Records from a data collection
▽
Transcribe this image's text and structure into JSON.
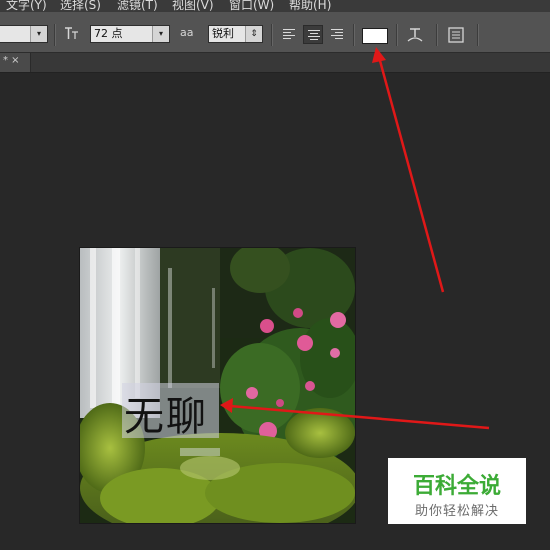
{
  "menu": {
    "items": [
      "文字(Y)",
      "选择(S)",
      "滤镜(T)",
      "视图(V)",
      "窗口(W)",
      "帮助(H)"
    ]
  },
  "options_bar": {
    "font_size": "72 点",
    "antialias": "锐利",
    "antialias_icon": "aa",
    "text_color": "#ffffff"
  },
  "document_tab": {
    "label": "* ×"
  },
  "canvas": {
    "text_content": "无聊"
  },
  "watermark": {
    "title": "百科全说",
    "subtitle": "助你轻松解决"
  },
  "colors": {
    "annotation_arrow": "#e01818",
    "watermark_green": "#3cab36"
  }
}
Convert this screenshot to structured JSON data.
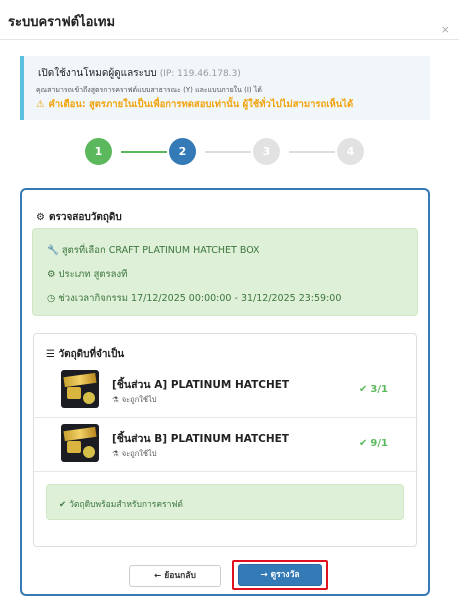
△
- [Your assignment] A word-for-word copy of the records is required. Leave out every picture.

- [Result of the task]
Transcribe this image's text and structure into JSON.
{
  "menu": {
    "items": [
      "文字(Y)",
      "选择(S)",
      "滤镜(T)",
      "视图(V)",
      "窗口(W)",
      "帮助(H)"
    ]
  },
  "options_bar": {
    "font_size": "72 点",
    "antialias": "锐利",
    "antialias_icon": "aa",
    "text_color": "#ffffff"
  },
  "document_tab": {
    "label": "* ×"
  },
  "canvas": {
    "text_content": "无聊"
  },
  "watermark": {
    "title": "百科全说",
    "subtitle": "助你轻松解决"
  },
  "colors": {
    "annotation_arrow": "#e01818",
    "watermark_green": "#3cab36"
  }
}
Convert this screenshot to structured JSON data.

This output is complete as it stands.